• _Aim of the task_:
Only the lines from the one with "What data populates" to the end of the data below should be returned, each exactly as it stands.

• _Excerpted records_:
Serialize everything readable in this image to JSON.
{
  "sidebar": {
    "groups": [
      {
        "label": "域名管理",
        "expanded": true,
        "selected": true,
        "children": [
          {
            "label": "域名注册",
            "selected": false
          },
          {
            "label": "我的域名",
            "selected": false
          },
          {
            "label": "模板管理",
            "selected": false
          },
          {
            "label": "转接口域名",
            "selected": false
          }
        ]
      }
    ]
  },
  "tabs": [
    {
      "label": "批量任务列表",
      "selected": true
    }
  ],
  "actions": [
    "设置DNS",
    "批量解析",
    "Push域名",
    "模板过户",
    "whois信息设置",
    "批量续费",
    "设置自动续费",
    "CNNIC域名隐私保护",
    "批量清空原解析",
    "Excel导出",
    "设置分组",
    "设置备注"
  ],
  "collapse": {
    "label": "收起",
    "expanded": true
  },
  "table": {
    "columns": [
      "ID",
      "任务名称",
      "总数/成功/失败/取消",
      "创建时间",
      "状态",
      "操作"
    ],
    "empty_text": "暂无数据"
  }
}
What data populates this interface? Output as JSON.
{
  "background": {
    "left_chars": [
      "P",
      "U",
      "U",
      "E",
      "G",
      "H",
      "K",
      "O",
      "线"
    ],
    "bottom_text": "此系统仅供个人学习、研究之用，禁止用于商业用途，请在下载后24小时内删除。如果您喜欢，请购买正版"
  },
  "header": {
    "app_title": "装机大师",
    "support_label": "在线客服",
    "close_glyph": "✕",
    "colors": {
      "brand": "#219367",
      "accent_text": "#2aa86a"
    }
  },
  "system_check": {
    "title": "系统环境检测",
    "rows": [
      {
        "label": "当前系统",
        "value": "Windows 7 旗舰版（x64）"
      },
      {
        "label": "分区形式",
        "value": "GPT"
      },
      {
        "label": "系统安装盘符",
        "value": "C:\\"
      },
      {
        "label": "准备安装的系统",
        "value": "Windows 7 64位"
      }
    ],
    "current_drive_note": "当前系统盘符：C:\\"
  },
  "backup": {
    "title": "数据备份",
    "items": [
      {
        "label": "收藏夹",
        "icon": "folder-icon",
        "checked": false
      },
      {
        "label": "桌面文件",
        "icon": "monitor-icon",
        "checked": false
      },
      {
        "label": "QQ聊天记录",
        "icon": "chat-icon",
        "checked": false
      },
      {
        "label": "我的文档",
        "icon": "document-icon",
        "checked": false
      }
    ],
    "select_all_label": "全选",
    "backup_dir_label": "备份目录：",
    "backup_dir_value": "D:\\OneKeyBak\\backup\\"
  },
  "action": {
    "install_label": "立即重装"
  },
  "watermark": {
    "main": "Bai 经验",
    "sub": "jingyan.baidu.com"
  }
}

• _Solution_:
What data populates this interface? Output as JSON.
{
  "background": {
    "left_chars": [
      "P",
      "U",
      "U",
      "E",
      "G",
      "H",
      "K",
      "O",
      "线"
    ],
    "bottom_text": "此系统仅供个人学习、研究之用，禁止用于商业用途，请在下载后24小时内删除。如果您喜欢，请购买正版"
  },
  "header": {
    "app_title": "装机大师",
    "support_label": "在线客服",
    "close_glyph": "✕",
    "colors": {
      "brand": "#219367",
      "accent_text": "#2aa86a"
    }
  },
  "system_check": {
    "title": "系统环境检测",
    "rows": [
      {
        "label": "当前系统",
        "value": "Windows 7 旗舰版（x64）"
      },
      {
        "label": "分区形式",
        "value": "GPT"
      },
      {
        "label": "系统安装盘符",
        "value": "C:\\"
      },
      {
        "label": "准备安装的系统",
        "value": "Windows 7 64位"
      }
    ],
    "current_drive_note": "当前系统盘符：C:\\"
  },
  "backup": {
    "title": "数据备份",
    "items": [
      {
        "label": "收藏夹",
        "icon": "folder-icon",
        "checked": false
      },
      {
        "label": "桌面文件",
        "icon": "monitor-icon",
        "checked": false
      },
      {
        "label": "QQ聊天记录",
        "icon": "chat-icon",
        "checked": false
      },
      {
        "label": "我的文档",
        "icon": "document-icon",
        "checked": false
      }
    ],
    "select_all_label": "全选",
    "backup_dir_label": "备份目录：",
    "backup_dir_value": "D:\\OneKeyBak\\backup\\"
  },
  "action": {
    "install_label": "立即重装"
  },
  "watermark": {
    "main": "Bai 经验",
    "sub": "jingyan.baidu.com"
  }
}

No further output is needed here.